Only one part of the listing is needed: the lines from the one with "What's the underlying" through the last line, copied exactly and free of pictures.

==================================================

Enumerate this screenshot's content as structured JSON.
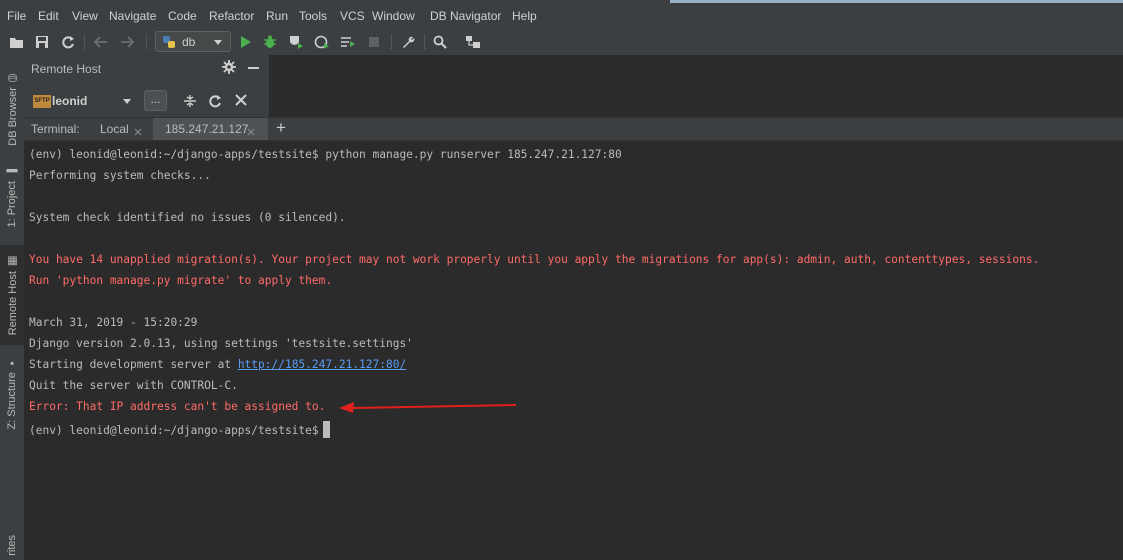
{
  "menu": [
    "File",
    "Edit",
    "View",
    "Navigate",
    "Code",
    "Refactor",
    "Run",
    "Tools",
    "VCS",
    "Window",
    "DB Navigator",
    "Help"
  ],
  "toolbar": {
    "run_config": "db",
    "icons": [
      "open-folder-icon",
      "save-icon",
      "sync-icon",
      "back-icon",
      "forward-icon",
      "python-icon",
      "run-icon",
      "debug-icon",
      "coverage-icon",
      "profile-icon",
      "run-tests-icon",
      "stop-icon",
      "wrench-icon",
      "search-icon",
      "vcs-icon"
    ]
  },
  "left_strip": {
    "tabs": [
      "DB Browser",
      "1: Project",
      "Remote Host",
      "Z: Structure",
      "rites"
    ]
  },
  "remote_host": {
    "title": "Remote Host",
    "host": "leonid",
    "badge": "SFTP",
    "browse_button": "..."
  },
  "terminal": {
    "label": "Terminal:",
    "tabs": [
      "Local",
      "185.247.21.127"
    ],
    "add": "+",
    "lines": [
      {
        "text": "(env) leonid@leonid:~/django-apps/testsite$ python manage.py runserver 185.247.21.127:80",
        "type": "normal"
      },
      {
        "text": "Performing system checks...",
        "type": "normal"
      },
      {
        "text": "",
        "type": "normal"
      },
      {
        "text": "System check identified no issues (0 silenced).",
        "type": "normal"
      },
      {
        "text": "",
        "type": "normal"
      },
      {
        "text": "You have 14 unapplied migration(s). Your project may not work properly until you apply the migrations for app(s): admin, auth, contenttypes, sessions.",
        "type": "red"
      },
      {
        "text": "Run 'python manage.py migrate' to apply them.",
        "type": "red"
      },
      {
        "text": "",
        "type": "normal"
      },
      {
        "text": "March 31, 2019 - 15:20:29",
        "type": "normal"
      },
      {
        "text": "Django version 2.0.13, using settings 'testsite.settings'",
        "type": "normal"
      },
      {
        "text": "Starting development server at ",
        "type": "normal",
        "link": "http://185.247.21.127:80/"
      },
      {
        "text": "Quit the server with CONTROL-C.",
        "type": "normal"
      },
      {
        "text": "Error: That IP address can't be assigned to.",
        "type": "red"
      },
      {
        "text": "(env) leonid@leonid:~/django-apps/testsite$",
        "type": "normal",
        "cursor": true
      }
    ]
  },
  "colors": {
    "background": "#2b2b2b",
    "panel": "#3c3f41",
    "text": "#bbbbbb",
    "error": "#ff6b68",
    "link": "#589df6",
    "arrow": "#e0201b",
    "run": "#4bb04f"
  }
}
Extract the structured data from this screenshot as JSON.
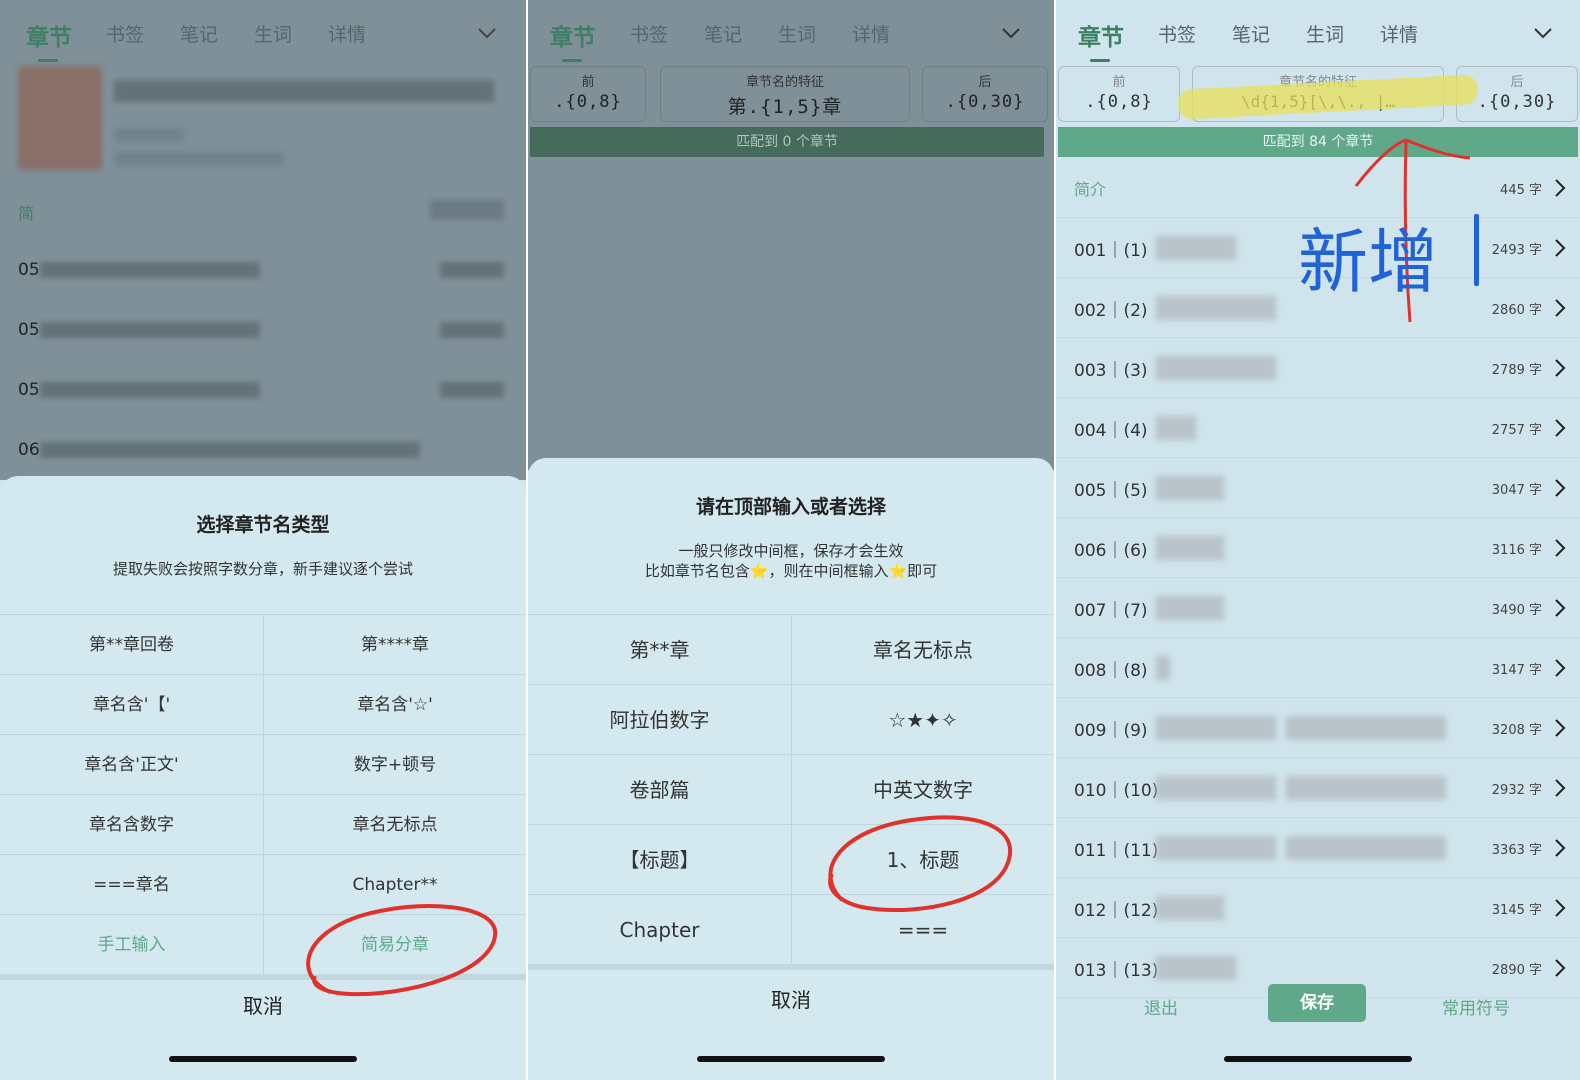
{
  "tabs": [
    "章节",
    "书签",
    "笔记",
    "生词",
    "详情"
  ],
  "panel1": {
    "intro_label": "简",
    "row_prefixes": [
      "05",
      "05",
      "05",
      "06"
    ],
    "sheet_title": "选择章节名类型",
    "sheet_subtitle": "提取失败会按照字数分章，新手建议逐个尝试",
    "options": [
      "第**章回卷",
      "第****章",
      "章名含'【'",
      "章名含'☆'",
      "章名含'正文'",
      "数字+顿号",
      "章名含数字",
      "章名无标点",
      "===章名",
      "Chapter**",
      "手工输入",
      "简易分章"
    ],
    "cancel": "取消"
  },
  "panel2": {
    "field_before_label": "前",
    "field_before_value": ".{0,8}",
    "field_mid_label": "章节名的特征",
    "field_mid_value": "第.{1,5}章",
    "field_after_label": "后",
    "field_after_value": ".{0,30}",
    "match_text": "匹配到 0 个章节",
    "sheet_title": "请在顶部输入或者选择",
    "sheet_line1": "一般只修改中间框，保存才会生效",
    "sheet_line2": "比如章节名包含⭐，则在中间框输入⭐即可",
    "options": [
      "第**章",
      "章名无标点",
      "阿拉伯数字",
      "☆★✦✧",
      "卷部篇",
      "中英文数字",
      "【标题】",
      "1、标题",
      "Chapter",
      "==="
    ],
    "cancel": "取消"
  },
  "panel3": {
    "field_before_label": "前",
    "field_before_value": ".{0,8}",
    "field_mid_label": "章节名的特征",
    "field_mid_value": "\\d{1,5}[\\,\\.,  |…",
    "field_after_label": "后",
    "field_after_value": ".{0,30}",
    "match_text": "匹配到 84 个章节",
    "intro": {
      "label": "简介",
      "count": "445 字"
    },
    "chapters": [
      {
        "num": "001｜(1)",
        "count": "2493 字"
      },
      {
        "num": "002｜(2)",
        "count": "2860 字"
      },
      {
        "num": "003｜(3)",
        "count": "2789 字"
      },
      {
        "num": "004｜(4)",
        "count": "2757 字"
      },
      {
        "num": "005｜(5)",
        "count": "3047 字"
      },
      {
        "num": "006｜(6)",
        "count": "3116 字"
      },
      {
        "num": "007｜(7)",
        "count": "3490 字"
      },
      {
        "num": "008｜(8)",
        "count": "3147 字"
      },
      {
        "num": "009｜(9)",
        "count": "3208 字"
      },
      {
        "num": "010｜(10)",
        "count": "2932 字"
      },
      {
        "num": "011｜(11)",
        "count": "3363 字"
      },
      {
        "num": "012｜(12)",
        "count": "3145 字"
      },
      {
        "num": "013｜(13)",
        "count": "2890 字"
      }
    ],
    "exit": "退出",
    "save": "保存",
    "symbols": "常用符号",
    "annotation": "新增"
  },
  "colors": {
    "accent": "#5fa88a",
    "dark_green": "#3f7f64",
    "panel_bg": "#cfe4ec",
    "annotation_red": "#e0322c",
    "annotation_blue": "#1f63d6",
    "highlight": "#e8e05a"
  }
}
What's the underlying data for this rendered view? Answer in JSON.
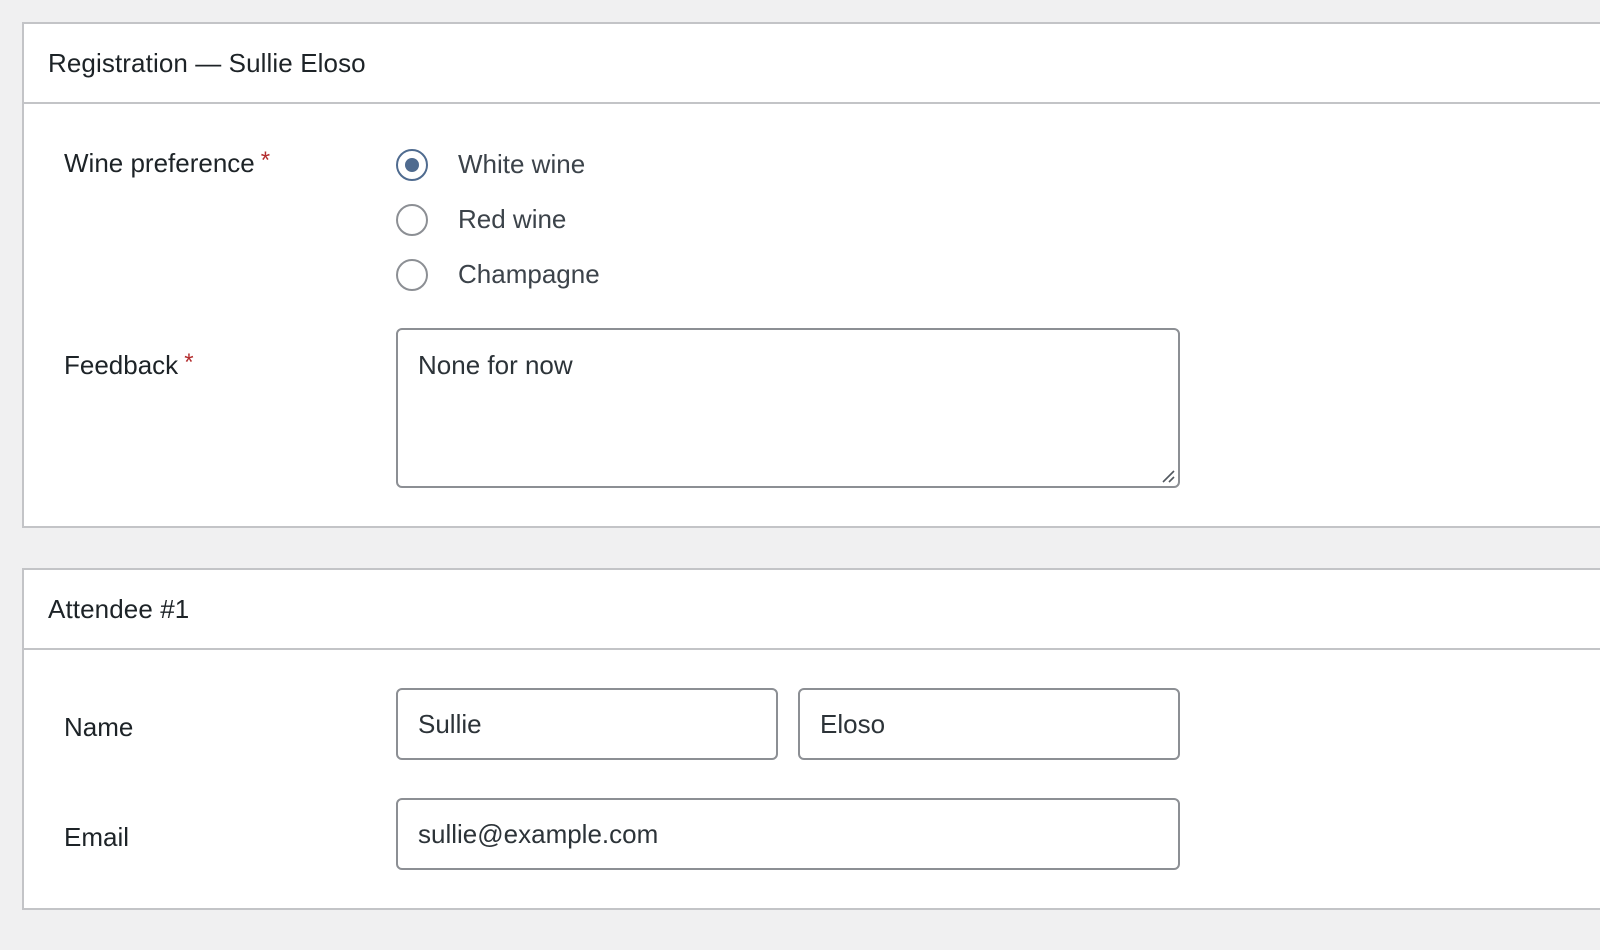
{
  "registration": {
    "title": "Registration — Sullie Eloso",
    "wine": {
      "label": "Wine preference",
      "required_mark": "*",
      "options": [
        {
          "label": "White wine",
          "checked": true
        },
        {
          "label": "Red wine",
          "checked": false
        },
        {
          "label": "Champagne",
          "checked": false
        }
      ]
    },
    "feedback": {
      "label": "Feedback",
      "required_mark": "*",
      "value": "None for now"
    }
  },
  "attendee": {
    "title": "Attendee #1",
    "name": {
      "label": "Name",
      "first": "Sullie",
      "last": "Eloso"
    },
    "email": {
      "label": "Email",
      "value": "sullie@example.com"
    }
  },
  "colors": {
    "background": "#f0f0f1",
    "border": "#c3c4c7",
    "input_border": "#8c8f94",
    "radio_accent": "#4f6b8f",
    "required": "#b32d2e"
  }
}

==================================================

- _RESULT_
What's the underlying data for this rendered view? Answer in JSON.
{
  "registration": {
    "title": "Registration — Sullie Eloso",
    "wine": {
      "label": "Wine preference",
      "required_mark": "*",
      "options": [
        {
          "label": "White wine",
          "checked": true
        },
        {
          "label": "Red wine",
          "checked": false
        },
        {
          "label": "Champagne",
          "checked": false
        }
      ]
    },
    "feedback": {
      "label": "Feedback",
      "required_mark": "*",
      "value": "None for now"
    }
  },
  "attendee": {
    "title": "Attendee #1",
    "name": {
      "label": "Name",
      "first": "Sullie",
      "last": "Eloso"
    },
    "email": {
      "label": "Email",
      "value": "sullie@example.com"
    }
  },
  "colors": {
    "background": "#f0f0f1",
    "border": "#c3c4c7",
    "input_border": "#8c8f94",
    "radio_accent": "#4f6b8f",
    "required": "#b32d2e"
  }
}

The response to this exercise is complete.